In this episode, I will continuing discussing pharmacist response to code blue calls.
I’ll wrap up a few things from episode 1 and review the ACLS cardiac arrest algorithm.
I ended episode 1 with the following:
– At the start of the code open and assemble an epinephrine syringe.
– Obtain 6 NS flushes and prepare them for immediate use.
– Attach a needle to a 10 mL syringe.
– Locate additional supplies as necessary for requested medications.
– Stay focused on the physician running the code.
Now its time to dispense some drugs!
When handing medications to the nurse, loudly and clearly state the name and dose of the medication as you hand it over.
Do not hand over an unlabeled medication!
Obtain or prepare another dose of the medication that was just used based on your knowledge of ACLS (i.e. epinephrine, sodium bicarb, amiodarone but not vasopressin).
Keep track of empty boxes/vials as the team often wants to know how many doses of the medications have already been used.
In conjunction with the recording nurse, keep track of timing between doses of epinephrine.
Obtain allergies, weight, height, age, gender when possible.
Always remain focused on the physician running the code.
Watch and be aware of events going on around you.
Never leave a code that is underway without arranging for someone to handle medications (Shout out to “Pharmacy Daniella” for doing this several times for me!).
Assist with resuscitation care if ROSC is obtained.
Obtain medications not already in the code cart by utilizing the appropriate resource.
The point of ACLS training is to make sure everyone is on the same page at the start of the code, minimize errors, and allow a functional team composed of people who may not be familiar with each other.
If your pt is to survive they need 2 things:
1. high quality uninterrupted chest compressions
2. rapid ID and correction of reversible causes <——this is where a pharmacist comes in
In the next episode, I will discuss pharmacist participation on the rapid response team.
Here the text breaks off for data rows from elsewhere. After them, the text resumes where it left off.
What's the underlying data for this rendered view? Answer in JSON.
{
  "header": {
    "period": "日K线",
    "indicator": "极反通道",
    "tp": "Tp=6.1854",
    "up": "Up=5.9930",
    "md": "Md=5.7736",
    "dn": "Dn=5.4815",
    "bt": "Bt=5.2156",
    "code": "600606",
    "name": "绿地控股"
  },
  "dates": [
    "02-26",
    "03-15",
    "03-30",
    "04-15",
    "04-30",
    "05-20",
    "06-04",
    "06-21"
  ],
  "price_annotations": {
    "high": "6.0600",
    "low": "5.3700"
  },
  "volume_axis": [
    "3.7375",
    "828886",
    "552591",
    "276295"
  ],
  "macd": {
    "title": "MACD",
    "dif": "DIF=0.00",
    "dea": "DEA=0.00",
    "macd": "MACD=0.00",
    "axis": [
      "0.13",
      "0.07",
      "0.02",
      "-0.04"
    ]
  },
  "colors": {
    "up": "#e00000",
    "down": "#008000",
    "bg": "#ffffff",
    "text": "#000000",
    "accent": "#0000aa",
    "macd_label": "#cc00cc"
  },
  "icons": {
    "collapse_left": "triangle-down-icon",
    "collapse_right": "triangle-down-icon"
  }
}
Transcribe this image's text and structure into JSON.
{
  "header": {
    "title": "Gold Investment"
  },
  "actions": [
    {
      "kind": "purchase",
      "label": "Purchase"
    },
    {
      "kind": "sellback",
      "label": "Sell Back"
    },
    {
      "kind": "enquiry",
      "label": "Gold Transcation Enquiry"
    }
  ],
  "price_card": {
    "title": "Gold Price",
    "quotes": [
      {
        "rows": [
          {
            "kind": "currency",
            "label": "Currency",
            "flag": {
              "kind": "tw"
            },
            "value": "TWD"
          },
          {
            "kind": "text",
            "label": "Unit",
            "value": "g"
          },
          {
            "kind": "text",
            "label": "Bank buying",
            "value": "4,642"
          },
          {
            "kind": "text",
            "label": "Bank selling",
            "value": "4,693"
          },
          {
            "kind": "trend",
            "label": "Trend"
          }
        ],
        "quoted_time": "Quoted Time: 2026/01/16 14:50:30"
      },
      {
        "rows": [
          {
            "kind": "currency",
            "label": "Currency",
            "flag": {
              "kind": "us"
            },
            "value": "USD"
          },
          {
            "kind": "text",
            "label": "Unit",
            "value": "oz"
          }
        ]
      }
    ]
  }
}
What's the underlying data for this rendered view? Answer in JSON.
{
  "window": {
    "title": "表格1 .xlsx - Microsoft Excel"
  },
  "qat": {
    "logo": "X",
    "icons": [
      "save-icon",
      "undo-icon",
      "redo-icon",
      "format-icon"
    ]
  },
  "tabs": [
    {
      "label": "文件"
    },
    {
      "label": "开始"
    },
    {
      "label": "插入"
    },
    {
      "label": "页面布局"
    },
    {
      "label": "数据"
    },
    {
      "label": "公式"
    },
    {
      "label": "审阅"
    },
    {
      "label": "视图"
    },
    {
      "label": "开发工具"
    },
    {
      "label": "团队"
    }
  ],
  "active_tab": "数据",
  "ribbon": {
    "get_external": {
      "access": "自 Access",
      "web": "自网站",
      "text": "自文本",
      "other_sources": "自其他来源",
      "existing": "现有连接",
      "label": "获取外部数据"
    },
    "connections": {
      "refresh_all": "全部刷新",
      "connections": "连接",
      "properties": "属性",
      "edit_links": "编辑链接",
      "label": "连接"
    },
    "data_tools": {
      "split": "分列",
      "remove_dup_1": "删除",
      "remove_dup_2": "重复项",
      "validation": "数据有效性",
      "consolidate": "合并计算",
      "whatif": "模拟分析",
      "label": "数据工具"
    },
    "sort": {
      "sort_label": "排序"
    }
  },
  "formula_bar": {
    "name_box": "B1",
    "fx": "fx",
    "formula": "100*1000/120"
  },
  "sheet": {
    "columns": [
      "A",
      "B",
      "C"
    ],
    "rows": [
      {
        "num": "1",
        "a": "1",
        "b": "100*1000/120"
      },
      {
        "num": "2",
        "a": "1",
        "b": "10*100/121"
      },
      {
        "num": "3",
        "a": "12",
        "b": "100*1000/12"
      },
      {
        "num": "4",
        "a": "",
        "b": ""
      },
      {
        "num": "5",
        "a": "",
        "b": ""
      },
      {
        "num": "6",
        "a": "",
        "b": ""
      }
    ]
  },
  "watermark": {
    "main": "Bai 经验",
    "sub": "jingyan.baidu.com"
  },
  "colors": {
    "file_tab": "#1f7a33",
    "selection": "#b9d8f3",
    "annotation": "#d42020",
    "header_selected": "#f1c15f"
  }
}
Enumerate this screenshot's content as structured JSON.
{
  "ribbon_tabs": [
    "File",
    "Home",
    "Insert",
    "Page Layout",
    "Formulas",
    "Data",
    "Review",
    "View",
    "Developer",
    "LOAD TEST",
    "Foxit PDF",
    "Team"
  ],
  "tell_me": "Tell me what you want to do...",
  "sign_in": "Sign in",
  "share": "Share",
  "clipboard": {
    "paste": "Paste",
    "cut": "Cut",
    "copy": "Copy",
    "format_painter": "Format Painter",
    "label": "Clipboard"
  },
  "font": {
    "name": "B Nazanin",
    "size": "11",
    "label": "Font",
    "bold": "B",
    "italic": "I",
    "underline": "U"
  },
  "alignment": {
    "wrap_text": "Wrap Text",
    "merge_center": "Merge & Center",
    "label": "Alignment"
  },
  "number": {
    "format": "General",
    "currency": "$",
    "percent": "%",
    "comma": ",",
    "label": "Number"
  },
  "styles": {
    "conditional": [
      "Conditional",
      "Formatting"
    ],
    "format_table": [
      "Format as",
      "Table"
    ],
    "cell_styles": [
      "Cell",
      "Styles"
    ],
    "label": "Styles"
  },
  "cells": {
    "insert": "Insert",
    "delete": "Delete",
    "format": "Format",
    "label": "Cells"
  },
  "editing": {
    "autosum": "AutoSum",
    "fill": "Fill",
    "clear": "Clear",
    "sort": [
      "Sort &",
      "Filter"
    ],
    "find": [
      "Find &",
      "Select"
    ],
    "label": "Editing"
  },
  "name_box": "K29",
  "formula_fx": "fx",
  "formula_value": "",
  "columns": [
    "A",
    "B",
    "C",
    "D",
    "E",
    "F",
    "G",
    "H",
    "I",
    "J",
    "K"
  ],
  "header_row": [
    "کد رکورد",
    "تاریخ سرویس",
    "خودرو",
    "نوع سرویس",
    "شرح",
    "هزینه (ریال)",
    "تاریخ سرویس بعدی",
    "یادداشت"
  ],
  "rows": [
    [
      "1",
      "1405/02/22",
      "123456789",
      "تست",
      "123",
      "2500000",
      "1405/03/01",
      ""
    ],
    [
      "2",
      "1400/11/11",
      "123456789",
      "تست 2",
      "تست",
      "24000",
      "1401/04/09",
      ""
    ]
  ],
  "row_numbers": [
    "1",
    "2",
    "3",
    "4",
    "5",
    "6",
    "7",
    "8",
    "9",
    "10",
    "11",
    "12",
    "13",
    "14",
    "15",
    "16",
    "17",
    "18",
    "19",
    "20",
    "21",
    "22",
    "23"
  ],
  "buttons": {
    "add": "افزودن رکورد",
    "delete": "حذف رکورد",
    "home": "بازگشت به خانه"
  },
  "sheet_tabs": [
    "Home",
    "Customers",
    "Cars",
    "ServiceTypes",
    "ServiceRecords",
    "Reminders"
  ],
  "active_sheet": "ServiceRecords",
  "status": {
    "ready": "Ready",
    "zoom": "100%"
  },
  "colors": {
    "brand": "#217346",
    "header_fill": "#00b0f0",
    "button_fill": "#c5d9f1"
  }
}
If you like this post, check out my book – A Pharmacist’s Guide to Inpatient Medical Emergencies: How to respond to code blue, rapid response calls, and other medical emergencies.